━━━━━ Working data
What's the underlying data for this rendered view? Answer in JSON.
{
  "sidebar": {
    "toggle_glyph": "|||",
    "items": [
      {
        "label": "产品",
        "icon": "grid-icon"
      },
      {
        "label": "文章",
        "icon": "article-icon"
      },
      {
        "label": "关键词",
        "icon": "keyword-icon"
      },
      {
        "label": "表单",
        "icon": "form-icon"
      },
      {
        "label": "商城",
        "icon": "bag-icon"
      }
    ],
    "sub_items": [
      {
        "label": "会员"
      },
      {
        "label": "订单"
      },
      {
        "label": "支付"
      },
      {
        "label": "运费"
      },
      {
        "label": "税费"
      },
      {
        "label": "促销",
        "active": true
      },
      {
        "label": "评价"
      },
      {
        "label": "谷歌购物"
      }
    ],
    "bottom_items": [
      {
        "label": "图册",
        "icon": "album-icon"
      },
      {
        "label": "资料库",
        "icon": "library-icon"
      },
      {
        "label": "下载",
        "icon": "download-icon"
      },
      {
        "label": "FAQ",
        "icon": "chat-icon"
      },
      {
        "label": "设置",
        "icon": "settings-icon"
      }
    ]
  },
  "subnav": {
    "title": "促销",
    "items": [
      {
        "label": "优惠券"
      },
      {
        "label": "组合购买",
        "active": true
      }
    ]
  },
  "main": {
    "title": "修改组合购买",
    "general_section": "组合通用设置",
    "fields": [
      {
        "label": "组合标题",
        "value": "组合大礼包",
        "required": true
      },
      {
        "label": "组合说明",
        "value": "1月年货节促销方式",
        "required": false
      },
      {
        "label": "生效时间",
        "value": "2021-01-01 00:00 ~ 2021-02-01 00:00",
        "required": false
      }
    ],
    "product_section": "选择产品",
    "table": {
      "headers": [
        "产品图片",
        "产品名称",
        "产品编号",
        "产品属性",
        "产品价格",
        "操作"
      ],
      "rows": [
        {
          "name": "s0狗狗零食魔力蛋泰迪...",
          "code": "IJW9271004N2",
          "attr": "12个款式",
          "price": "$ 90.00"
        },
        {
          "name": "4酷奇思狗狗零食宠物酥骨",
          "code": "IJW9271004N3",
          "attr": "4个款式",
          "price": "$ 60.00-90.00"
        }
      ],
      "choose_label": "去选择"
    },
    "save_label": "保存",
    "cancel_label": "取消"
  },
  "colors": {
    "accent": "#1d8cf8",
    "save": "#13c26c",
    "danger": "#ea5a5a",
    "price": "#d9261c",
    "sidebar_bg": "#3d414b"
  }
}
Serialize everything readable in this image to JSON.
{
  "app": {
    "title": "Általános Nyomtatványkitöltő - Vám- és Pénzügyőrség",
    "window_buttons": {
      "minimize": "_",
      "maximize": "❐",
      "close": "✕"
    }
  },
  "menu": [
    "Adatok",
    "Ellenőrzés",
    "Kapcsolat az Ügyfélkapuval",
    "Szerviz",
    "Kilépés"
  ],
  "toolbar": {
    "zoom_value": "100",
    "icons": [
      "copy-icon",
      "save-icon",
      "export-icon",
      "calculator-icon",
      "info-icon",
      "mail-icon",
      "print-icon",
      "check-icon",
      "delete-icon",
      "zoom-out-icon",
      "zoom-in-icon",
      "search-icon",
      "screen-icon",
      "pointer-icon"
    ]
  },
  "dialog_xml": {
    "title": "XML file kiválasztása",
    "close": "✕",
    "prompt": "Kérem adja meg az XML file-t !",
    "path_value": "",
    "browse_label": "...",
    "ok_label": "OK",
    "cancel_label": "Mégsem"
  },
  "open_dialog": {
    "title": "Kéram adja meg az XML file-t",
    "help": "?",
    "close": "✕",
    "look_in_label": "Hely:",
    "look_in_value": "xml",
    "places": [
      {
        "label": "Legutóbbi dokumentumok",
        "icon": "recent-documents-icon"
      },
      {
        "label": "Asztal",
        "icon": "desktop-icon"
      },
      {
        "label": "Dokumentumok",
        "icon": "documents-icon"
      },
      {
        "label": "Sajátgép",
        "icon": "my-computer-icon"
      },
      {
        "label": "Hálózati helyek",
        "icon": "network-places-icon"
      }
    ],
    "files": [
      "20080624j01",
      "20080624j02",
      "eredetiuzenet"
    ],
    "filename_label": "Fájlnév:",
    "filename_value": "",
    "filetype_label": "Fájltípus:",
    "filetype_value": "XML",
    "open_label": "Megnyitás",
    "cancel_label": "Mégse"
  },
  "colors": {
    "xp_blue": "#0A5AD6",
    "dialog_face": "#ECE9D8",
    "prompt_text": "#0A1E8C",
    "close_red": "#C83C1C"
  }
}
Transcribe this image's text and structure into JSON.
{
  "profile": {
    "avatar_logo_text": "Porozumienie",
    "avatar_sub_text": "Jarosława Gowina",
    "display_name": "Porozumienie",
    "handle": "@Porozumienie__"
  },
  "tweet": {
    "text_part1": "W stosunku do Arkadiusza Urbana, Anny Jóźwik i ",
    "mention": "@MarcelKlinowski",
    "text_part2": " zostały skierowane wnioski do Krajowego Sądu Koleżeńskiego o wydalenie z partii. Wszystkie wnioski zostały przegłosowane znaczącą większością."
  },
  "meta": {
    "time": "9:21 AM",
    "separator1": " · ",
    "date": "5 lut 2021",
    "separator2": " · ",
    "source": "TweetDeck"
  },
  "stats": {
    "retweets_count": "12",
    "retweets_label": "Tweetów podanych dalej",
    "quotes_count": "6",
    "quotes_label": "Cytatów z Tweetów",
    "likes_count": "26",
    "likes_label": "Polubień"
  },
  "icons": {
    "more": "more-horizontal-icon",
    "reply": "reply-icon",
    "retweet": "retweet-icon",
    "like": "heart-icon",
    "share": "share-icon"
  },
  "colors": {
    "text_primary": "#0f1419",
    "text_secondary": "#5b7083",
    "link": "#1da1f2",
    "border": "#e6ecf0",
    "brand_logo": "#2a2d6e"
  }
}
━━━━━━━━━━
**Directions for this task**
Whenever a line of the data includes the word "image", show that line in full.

**Response box**
Serialize everything readable in this image to JSON.
Transcribe this image's text and structure into JSON.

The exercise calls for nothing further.